Ensure that pallets are free of damage and in good condition. Check that they can support the needed weight capacity of the loads they’re carrying. And regularly purge broken or damaged pallets along with those that have protruding nails or boards
Check for anything loose in the pallet. Wrap loose items with plastic or banding to prevent them from shifting
Keep loads with sharp edges away from aisles. This will help reduce the chances of employees cutting themselves on them
Only stack pallets that are uniform in size. This helps reduce the chances of the load shifting or falling. Keep stacks as even as possible. Make sure the weight is distributed evenly. And place heavier items in the center or across the bottom of the pallet
Don't overload the pallet stack
Keep access space between the stacks
Keep adequate clearance horizontally and vertically. Never obstruct lights, electrical panels, ventilation units, sprinkler systems, or the like
Avoid putting pallet stacks in high-traffic areas. This reduces the chances of workers or material handling equipment hitting them
Do not place stacks tight up against the wall.
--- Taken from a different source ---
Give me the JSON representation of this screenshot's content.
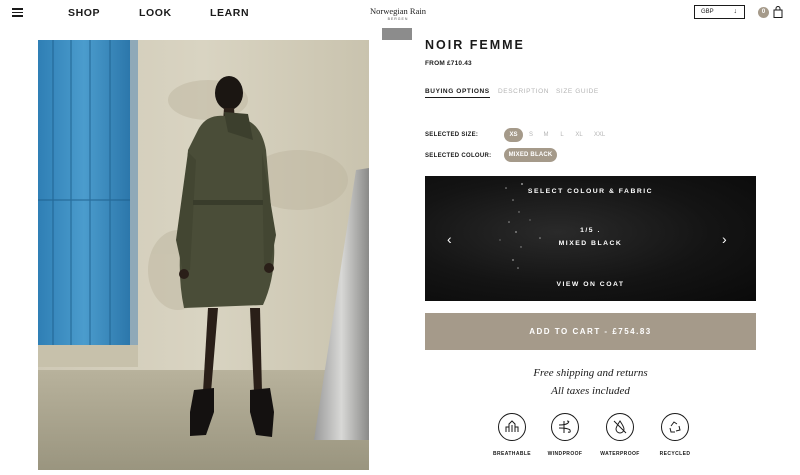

This can create a breeding ground for pests like mice and insects to burrow into and contaminate your product
Avoid climbing or walking on pallet stacks
Only stack loads up to a safe height that maintains stability
That’s it: Everything you need to know about warehouse floor stacking vs. pallet racking.
Now, we'd like to hear from you.
Between stacking and racking, which one is right for your warehouse?
Do you still have questions on pallet stacking?
Please let us know in the comments section below.